Origin of bania
- Also called banyan tree. an East Indian fig tree, Ficus benghalensis, of the mulberry family, having branches that send out adventitious roots to the ground and sometimes cause the tree to spread over a wide area.
- Also bania, baniya. (in India)
- a Hindu trader or merchant of a particular caste, the rules of which forbid eating flesh.
- a loose shirt, jacket, or gown.
Origin of banyan
Examples from the Web for baniya
Historical Examples of baniya
As a druggist the Baniya is in league with the doctor; he buys weeds at a nominal price and sells them very dear.
If a Baniya is on the other side of a river you should leave your bundle on this side, for fear he should steal it.
If a Baniya is drowning you should not give him a hand: he is sure to have some base motive for drifting down stream.
"Let the slave of the Lady Ramûa guide me quickly to her," observed Baniya, with a grin at the distant moon.
Seeing her, Baniya stepped swiftly forth, causing an exclamation to rise to her lips.
- a moraceous tree, Ficus benghalensis, of tropical India and the East Indies, having aerial roots that grow down into the soil forming additional trunks
- a member of the Hindu merchant caste of N and W India
- a loose-fitting shirt, jacket, or robe, worn originally in India
Word Origin for banyan

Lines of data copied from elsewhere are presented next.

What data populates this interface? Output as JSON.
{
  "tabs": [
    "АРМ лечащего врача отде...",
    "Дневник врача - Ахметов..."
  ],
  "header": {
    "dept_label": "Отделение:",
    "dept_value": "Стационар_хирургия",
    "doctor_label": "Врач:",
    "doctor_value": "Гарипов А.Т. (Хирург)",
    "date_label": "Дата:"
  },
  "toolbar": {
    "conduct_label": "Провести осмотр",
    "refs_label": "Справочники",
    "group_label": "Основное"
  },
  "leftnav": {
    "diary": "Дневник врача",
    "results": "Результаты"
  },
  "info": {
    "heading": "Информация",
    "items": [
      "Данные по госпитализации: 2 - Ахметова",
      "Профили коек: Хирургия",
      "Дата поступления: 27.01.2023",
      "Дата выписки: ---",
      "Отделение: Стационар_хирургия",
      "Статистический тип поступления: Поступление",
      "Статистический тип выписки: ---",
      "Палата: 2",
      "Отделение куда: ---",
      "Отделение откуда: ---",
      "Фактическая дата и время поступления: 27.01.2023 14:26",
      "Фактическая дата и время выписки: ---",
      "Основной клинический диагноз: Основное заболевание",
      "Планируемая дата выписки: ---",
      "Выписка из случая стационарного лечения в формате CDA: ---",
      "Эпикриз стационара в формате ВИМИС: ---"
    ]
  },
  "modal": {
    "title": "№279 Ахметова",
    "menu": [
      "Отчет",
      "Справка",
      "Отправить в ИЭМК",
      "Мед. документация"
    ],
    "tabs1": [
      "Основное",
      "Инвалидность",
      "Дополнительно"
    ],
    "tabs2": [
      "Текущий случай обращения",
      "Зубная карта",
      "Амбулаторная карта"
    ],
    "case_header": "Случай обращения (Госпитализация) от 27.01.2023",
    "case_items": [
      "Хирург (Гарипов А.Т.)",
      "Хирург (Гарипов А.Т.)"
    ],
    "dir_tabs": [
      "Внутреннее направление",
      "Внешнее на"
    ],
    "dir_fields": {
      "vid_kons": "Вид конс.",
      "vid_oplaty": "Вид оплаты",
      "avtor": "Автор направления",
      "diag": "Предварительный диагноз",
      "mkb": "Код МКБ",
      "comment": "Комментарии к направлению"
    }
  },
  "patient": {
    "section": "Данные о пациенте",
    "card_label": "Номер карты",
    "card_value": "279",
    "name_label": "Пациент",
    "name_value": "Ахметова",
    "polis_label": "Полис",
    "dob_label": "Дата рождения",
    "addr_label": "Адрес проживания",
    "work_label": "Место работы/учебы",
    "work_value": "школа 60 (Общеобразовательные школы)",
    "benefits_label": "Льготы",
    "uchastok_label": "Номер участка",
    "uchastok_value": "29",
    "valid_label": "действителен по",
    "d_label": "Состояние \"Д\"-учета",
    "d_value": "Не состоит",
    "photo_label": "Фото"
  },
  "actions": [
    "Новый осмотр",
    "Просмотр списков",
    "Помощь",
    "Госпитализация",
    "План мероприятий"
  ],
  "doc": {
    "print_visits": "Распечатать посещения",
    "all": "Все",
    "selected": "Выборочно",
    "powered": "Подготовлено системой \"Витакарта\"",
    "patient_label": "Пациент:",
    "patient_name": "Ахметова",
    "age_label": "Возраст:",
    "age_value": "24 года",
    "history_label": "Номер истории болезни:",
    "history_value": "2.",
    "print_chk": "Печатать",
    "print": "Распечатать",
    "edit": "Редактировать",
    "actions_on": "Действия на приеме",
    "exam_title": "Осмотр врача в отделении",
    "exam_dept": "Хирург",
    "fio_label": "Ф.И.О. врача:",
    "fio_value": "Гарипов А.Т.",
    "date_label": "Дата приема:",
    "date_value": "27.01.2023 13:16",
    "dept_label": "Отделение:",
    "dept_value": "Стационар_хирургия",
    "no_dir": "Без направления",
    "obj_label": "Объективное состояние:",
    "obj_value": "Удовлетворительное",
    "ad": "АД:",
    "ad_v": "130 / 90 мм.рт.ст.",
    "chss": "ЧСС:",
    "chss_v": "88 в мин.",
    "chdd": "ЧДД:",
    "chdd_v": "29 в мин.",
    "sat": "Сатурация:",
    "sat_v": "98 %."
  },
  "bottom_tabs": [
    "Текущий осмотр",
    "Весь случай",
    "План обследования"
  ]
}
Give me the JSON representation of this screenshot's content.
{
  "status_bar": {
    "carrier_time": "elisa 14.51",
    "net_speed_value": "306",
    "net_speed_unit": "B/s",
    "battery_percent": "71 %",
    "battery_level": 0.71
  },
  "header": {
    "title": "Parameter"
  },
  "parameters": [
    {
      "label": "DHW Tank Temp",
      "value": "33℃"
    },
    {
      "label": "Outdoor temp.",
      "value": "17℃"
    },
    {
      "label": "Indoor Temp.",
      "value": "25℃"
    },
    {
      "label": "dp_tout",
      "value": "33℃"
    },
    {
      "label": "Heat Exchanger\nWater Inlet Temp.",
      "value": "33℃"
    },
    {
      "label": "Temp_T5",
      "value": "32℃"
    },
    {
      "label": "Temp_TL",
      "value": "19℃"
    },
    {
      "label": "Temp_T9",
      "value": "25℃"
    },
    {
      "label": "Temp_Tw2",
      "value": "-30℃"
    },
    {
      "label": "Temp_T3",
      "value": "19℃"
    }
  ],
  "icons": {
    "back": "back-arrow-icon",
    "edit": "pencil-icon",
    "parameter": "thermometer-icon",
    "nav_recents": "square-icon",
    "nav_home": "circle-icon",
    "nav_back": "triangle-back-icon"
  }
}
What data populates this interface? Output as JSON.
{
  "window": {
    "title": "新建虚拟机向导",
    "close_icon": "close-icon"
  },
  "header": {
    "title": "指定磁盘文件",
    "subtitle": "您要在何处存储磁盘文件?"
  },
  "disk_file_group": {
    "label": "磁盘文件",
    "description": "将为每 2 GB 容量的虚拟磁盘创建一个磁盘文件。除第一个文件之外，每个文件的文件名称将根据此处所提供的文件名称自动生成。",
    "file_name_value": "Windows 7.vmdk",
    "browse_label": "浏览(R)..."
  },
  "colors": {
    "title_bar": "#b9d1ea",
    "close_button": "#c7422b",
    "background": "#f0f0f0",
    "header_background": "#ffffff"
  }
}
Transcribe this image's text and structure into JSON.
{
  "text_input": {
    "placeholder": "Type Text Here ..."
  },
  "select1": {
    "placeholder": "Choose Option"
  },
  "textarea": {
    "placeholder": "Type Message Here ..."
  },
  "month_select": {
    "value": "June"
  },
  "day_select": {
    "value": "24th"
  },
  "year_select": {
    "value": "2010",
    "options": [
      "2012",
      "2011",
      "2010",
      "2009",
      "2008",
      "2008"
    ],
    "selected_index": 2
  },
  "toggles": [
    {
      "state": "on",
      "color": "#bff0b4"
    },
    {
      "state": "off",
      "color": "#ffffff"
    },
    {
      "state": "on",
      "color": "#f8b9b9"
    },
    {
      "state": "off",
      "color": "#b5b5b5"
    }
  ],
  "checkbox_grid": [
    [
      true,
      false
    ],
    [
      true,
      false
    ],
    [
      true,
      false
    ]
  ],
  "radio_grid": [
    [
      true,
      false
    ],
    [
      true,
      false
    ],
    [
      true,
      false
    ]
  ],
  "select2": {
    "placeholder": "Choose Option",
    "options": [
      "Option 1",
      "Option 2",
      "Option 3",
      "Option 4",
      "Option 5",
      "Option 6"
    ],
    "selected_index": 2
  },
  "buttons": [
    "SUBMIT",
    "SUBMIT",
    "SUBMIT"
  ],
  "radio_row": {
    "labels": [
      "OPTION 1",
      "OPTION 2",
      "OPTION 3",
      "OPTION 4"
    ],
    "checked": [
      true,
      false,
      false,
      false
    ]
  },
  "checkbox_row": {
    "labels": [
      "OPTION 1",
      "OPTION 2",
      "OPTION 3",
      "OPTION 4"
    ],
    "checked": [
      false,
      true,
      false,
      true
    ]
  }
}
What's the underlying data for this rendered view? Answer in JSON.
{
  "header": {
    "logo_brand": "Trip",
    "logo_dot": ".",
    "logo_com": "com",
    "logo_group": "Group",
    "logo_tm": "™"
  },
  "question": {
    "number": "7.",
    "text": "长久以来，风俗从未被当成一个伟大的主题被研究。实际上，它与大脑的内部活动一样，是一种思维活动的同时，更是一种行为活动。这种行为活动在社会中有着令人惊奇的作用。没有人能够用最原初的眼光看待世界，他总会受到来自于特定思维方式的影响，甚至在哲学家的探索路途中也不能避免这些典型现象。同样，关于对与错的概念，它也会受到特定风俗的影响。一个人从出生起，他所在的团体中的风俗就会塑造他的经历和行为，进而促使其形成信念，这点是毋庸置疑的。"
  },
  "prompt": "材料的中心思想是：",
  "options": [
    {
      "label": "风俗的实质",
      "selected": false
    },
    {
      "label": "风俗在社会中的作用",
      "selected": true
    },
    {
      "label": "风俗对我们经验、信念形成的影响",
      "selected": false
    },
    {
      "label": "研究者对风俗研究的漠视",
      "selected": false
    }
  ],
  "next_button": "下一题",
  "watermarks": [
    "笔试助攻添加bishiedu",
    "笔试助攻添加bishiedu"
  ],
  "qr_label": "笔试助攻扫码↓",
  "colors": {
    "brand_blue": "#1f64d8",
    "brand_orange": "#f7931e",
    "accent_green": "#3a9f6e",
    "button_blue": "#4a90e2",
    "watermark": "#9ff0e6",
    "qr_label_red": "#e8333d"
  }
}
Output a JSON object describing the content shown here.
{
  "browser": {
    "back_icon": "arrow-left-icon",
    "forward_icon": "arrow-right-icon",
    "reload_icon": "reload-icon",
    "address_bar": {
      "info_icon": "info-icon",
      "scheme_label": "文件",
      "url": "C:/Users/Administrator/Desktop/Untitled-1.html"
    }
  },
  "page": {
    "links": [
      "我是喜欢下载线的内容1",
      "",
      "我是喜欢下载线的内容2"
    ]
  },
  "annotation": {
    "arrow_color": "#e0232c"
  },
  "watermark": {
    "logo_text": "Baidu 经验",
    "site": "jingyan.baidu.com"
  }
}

"Indian fig tree," 1630s, so called in reference to a tree on the Iranian coast of the Persian Gulf under which the Hindu merchants known as banians had built a pagoda. From Sanskrit vanija "merchant."